## Dataset rows for apps and sites
================

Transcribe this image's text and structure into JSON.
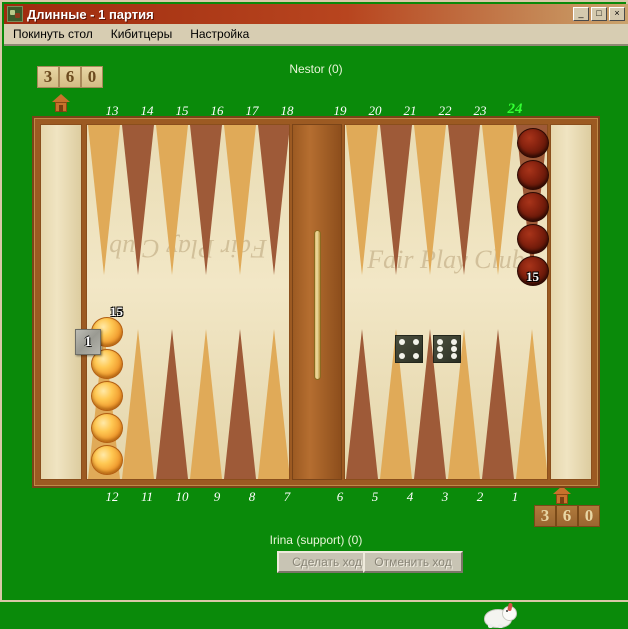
{
  "window": {
    "title": "Длинные - 1 партия",
    "icon": "board-game-icon",
    "minimize_label": "_",
    "maximize_label": "□",
    "close_label": "×"
  },
  "menu": {
    "items": [
      {
        "label": "Покинуть стол",
        "name": "menu-leave-table"
      },
      {
        "label": "Кибитцеры",
        "name": "menu-kibitzers"
      },
      {
        "label": "Настройка",
        "name": "menu-settings"
      }
    ]
  },
  "players": {
    "top": "Nestor (0)",
    "bottom": "Irina (support) (0)"
  },
  "counters": {
    "top": {
      "digits": [
        "3",
        "6",
        "0"
      ],
      "value": "360"
    },
    "bottom": {
      "digits": [
        "3",
        "6",
        "0"
      ],
      "value": "360"
    }
  },
  "home_icons": {
    "top": "home-icon",
    "bottom": "home-icon"
  },
  "point_numbers": {
    "top": [
      "13",
      "14",
      "15",
      "16",
      "17",
      "18",
      "19",
      "20",
      "21",
      "22",
      "23",
      "24"
    ],
    "bottom": [
      "12",
      "11",
      "10",
      "9",
      "8",
      "7",
      "6",
      "5",
      "4",
      "3",
      "2",
      "1"
    ],
    "highlighted": "24"
  },
  "board": {
    "watermark": "Fair Play Club",
    "doubling_cube": {
      "value": "1"
    },
    "stacks": [
      {
        "point": "24",
        "color": "red",
        "count": "15"
      },
      {
        "point": "12",
        "color": "gold",
        "count": "15"
      }
    ],
    "dice": [
      {
        "name": "die-left",
        "value": 4
      },
      {
        "name": "die-right",
        "value": 6
      }
    ]
  },
  "controls": {
    "move_label": "Сделать ход",
    "undo_label": "Отменить ход",
    "move_enabled": false,
    "undo_enabled": false
  },
  "mascot": "sheep-mascot-icon",
  "colors": {
    "felt": "#0a8a0a",
    "title_bar": "#9e2b0e",
    "menu_bar": "#d7cdb2",
    "board_frame": "#9c5a22",
    "point_light": "#e0aa58",
    "point_dark": "#9e5a38",
    "checker_gold": "#f0982c",
    "checker_red": "#8a2410",
    "highlight_number": "#33ff33"
  }
}
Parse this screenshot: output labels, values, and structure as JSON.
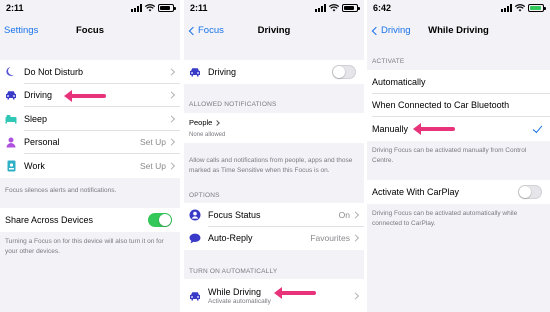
{
  "panel1": {
    "status_time": "2:11",
    "nav_back": "Settings",
    "nav_title": "Focus",
    "items": [
      {
        "label": "Do Not Disturb",
        "value": "",
        "icon": "moon-icon",
        "color": "#5856d6"
      },
      {
        "label": "Driving",
        "value": "",
        "icon": "car-icon",
        "color": "#3a3ac8"
      },
      {
        "label": "Sleep",
        "value": "",
        "icon": "bed-icon",
        "color": "#30c7b7"
      },
      {
        "label": "Personal",
        "value": "Set Up",
        "icon": "person-icon",
        "color": "#af52de"
      },
      {
        "label": "Work",
        "value": "Set Up",
        "icon": "badge-icon",
        "color": "#30b0c7"
      }
    ],
    "note1": "Focus silences alerts and notifications.",
    "share_label": "Share Across Devices",
    "share_on": true,
    "note2": "Turning a Focus on for this device will also turn it on for your other devices."
  },
  "panel2": {
    "status_time": "2:11",
    "nav_back": "Focus",
    "nav_title": "Driving",
    "driving_label": "Driving",
    "driving_on": false,
    "allowed_header": "ALLOWED NOTIFICATIONS",
    "people_label": "People",
    "people_sub": "None allowed",
    "allowed_note": "Allow calls and notifications from people, apps and those marked as Time Sensitive when this Focus is on.",
    "options_header": "OPTIONS",
    "options": [
      {
        "label": "Focus Status",
        "value": "On",
        "icon": "person-circle-icon",
        "color": "#3a3ac8"
      },
      {
        "label": "Auto-Reply",
        "value": "Favourites",
        "icon": "speech-bubble-icon",
        "color": "#3a3ac8"
      }
    ],
    "auto_header": "TURN ON AUTOMATICALLY",
    "auto_label": "While Driving",
    "auto_sub": "Activate automatically"
  },
  "panel3": {
    "status_time": "6:42",
    "nav_back": "Driving",
    "nav_title": "While Driving",
    "activate_header": "ACTIVATE",
    "options": [
      {
        "label": "Automatically",
        "selected": false
      },
      {
        "label": "When Connected to Car Bluetooth",
        "selected": false
      },
      {
        "label": "Manually",
        "selected": true
      }
    ],
    "activate_note": "Driving Focus can be activated manually from Control Centre.",
    "carplay_label": "Activate With CarPlay",
    "carplay_on": false,
    "carplay_note": "Driving Focus can be activated automatically while connected to CarPlay."
  },
  "colors": {
    "accent": "#1a73e8",
    "toggle_on": "#34c759",
    "arrow": "#e8337a"
  }
}
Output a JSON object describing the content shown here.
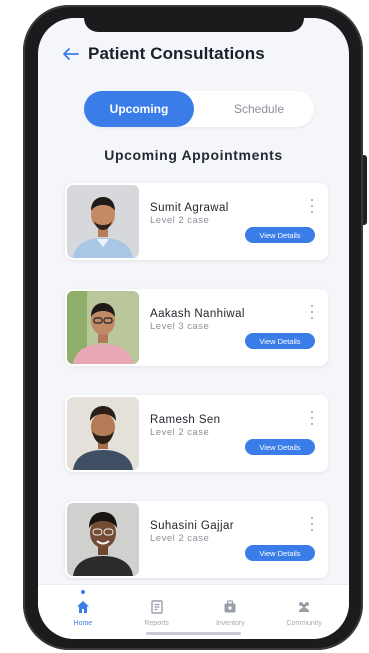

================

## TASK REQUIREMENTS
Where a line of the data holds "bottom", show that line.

## SOLUTION
    "bottom": "Irina (support) (0)"
    "bottom": {
    "bottom": "home-icon"
    "bottom": [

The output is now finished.